-- What is required --
Every line of the records below should be restated exactly.

App and web page records:
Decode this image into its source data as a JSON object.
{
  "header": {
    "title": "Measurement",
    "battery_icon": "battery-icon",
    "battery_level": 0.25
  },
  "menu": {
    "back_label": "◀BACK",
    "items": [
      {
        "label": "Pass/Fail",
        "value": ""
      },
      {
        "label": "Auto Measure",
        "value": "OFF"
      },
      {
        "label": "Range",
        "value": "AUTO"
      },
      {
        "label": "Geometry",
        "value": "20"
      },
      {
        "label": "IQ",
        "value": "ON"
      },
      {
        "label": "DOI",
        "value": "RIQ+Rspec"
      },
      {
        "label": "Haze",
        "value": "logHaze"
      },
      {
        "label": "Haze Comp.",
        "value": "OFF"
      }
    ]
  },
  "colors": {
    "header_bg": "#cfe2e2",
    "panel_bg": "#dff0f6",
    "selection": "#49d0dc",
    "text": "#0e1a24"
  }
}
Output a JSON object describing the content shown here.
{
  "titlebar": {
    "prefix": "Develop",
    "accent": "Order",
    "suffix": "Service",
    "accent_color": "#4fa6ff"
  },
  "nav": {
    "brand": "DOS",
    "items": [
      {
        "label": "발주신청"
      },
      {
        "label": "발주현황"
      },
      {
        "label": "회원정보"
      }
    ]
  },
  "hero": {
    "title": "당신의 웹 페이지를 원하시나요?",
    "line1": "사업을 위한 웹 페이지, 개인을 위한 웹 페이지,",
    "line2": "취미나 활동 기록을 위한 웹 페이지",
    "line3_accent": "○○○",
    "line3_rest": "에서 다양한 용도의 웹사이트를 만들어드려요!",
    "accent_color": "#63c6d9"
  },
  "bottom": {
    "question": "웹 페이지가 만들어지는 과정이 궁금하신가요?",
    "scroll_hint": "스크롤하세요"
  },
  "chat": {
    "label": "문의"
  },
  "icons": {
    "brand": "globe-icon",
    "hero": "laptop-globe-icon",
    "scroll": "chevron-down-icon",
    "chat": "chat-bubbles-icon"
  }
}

-- Written reply --
Decode this image into its source data as a JSON object.
{
  "header": {
    "title": "Measurement",
    "battery_icon": "battery-icon",
    "battery_level": 0.25
  },
  "menu": {
    "back_label": "◀BACK",
    "items": [
      {
        "label": "Pass/Fail",
        "value": ""
      },
      {
        "label": "Auto Measure",
        "value": "OFF"
      },
      {
        "label": "Range",
        "value": "AUTO"
      },
      {
        "label": "Geometry",
        "value": "20"
      },
      {
        "label": "IQ",
        "value": "ON"
      },
      {
        "label": "DOI",
        "value": "RIQ+Rspec"
      },
      {
        "label": "Haze",
        "value": "logHaze"
      },
      {
        "label": "Haze Comp.",
        "value": "OFF"
      }
    ]
  },
  "colors": {
    "header_bg": "#cfe2e2",
    "panel_bg": "#dff0f6",
    "selection": "#49d0dc",
    "text": "#0e1a24"
  }
}
Output a JSON object describing the content shown here.
{
  "titlebar": {
    "prefix": "Develop",
    "accent": "Order",
    "suffix": "Service",
    "accent_color": "#4fa6ff"
  },
  "nav": {
    "brand": "DOS",
    "items": [
      {
        "label": "발주신청"
      },
      {
        "label": "발주현황"
      },
      {
        "label": "회원정보"
      }
    ]
  },
  "hero": {
    "title": "당신의 웹 페이지를 원하시나요?",
    "line1": "사업을 위한 웹 페이지, 개인을 위한 웹 페이지,",
    "line2": "취미나 활동 기록을 위한 웹 페이지",
    "line3_accent": "○○○",
    "line3_rest": "에서 다양한 용도의 웹사이트를 만들어드려요!",
    "accent_color": "#63c6d9"
  },
  "bottom": {
    "question": "웹 페이지가 만들어지는 과정이 궁금하신가요?",
    "scroll_hint": "스크롤하세요"
  },
  "chat": {
    "label": "문의"
  },
  "icons": {
    "brand": "globe-icon",
    "hero": "laptop-globe-icon",
    "scroll": "chevron-down-icon",
    "chat": "chat-bubbles-icon"
  }
}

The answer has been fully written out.